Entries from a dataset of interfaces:
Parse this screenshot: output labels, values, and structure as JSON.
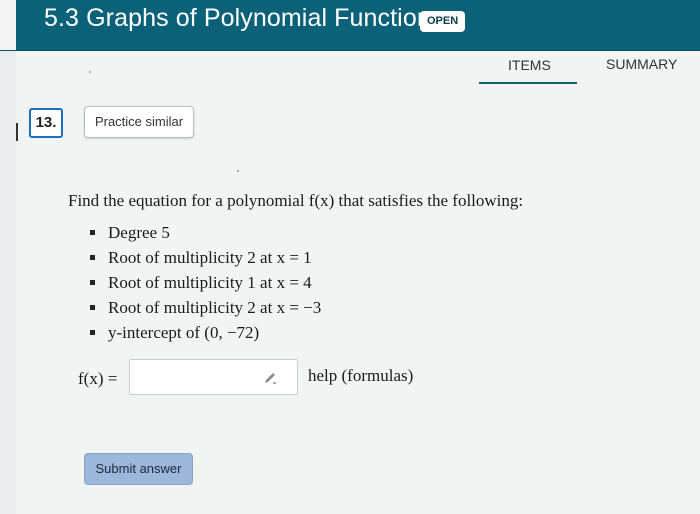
{
  "header": {
    "title": "5.3 Graphs of Polynomial Functions",
    "badge": "OPEN"
  },
  "tabs": {
    "items": "ITEMS",
    "summary": "SUMMARY",
    "active": "ITEMS"
  },
  "question": {
    "number": "13.",
    "practice_label": "Practice similar",
    "prompt": "Find the equation for a polynomial f(x) that satisfies the following:",
    "requirements": [
      "Degree 5",
      "Root of multiplicity 2 at x = 1",
      "Root of multiplicity 1 at x = 4",
      "Root of multiplicity 2 at x = −3",
      "y-intercept of (0, −72)"
    ],
    "answer_label": "f(x) =",
    "answer_value": "",
    "help_label": "help (formulas)",
    "submit_label": "Submit answer",
    "pencil_icon": "pencil-icon"
  },
  "colors": {
    "header": "#0a6178",
    "accent": "#1b6ec2",
    "submit": "#9cb7d8"
  }
}
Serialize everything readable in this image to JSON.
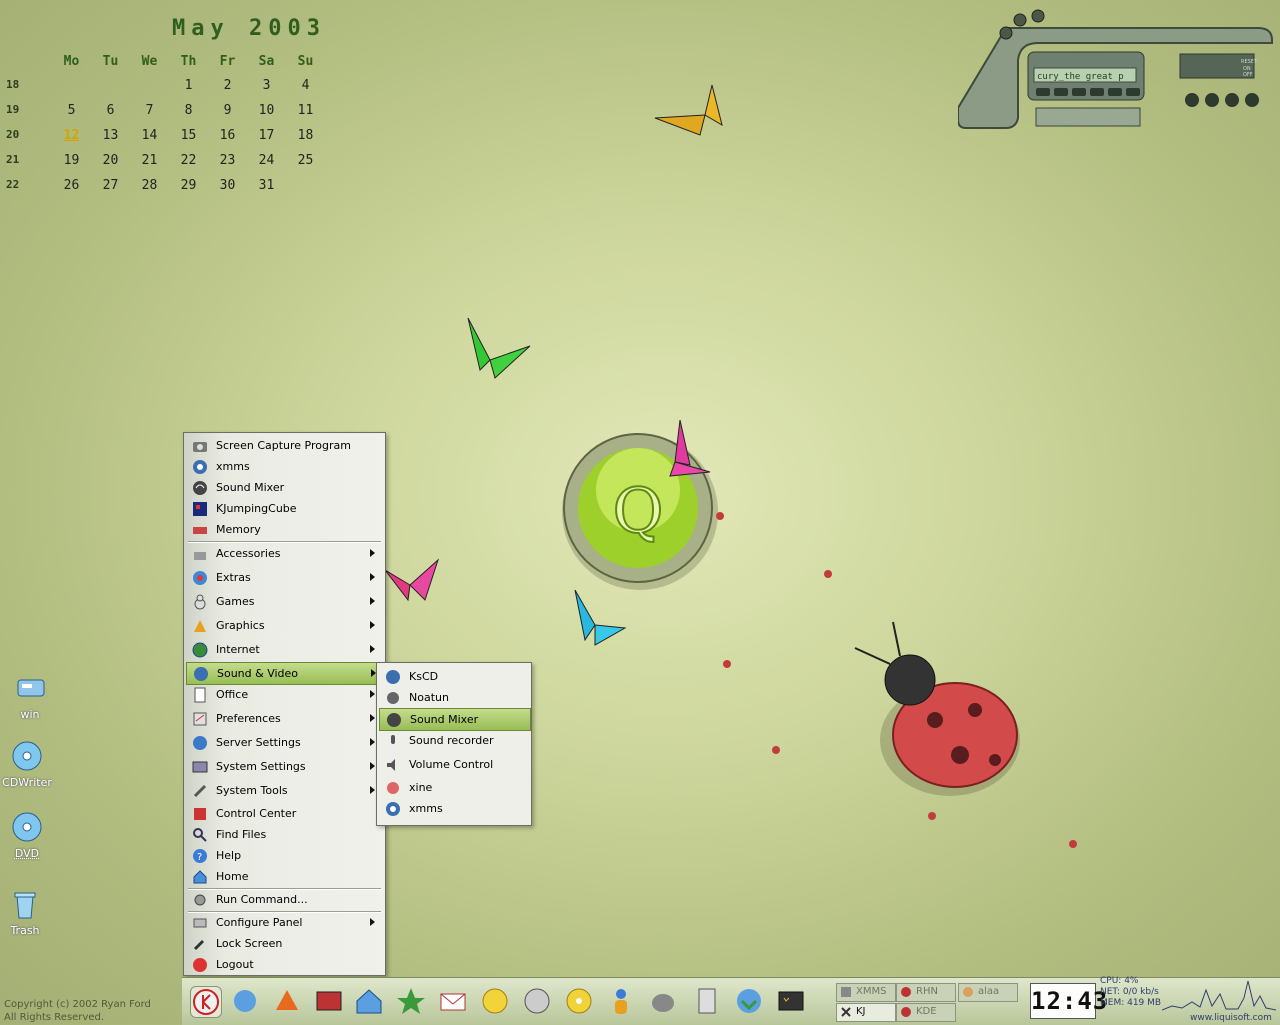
{
  "calendar": {
    "title": "May 2003",
    "days": [
      "Mo",
      "Tu",
      "We",
      "Th",
      "Fr",
      "Sa",
      "Su"
    ],
    "weeks": [
      {
        "num": "18",
        "dates": [
          "",
          "",
          "",
          "1",
          "2",
          "3",
          "4"
        ]
      },
      {
        "num": "19",
        "dates": [
          "5",
          "6",
          "7",
          "8",
          "9",
          "10",
          "11"
        ]
      },
      {
        "num": "20",
        "dates": [
          "12",
          "13",
          "14",
          "15",
          "16",
          "17",
          "18"
        ]
      },
      {
        "num": "21",
        "dates": [
          "19",
          "20",
          "21",
          "22",
          "23",
          "24",
          "25"
        ]
      },
      {
        "num": "22",
        "dates": [
          "26",
          "27",
          "28",
          "29",
          "30",
          "31",
          ""
        ]
      }
    ],
    "today": "12"
  },
  "player": {
    "track_text": "cury_the great p",
    "status_labels": [
      "RESET",
      "ON",
      "OFF"
    ]
  },
  "desktop_icons": [
    {
      "label": "win",
      "icon": "drive-icon"
    },
    {
      "label": "CDWriter",
      "icon": "cd-drive-icon"
    },
    {
      "label": "DVD",
      "icon": "dvd-drive-icon"
    },
    {
      "label": "Trash",
      "icon": "trash-icon"
    }
  ],
  "kmenu": {
    "recent": [
      "Screen Capture Program",
      "xmms",
      "Sound Mixer",
      "KJumpingCube",
      "Memory"
    ],
    "categories": [
      "Accessories",
      "Extras",
      "Games",
      "Graphics",
      "Internet",
      "Sound & Video",
      "Office",
      "Preferences",
      "Server Settings",
      "System Settings",
      "System Tools"
    ],
    "actions": [
      "Control Center",
      "Find Files",
      "Help",
      "Home"
    ],
    "run": "Run Command...",
    "session": [
      "Configure Panel",
      "Lock Screen",
      "Logout"
    ]
  },
  "submenu": {
    "items": [
      "KsCD",
      "Noatun",
      "Sound Mixer",
      "Sound recorder",
      "Volume Control",
      "xine",
      "xmms"
    ]
  },
  "taskbar": {
    "tasks": [
      {
        "label": "XMMS"
      },
      {
        "label": "RHN"
      },
      {
        "label": "alaa"
      },
      {
        "label": "KJ"
      },
      {
        "label": "KDE"
      }
    ],
    "clock": "12:43",
    "cpu": "CPU: 4%",
    "net": "NET: 0/0 kb/s",
    "mem": "MEM: 419 MB",
    "url": "www.liquisoft.com"
  },
  "copyright": {
    "line1": "Copyright (c) 2002 Ryan Ford",
    "line2": "All Rights Reserved."
  },
  "colors": {
    "accent": "#98bd55",
    "calendar_text": "#2f5e1e",
    "today": "#d6a400"
  }
}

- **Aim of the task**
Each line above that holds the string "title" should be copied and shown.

- **Answer to this task**
    "title": "5.3 Graphs of Polynomial Functions",
    "title": "May 2003",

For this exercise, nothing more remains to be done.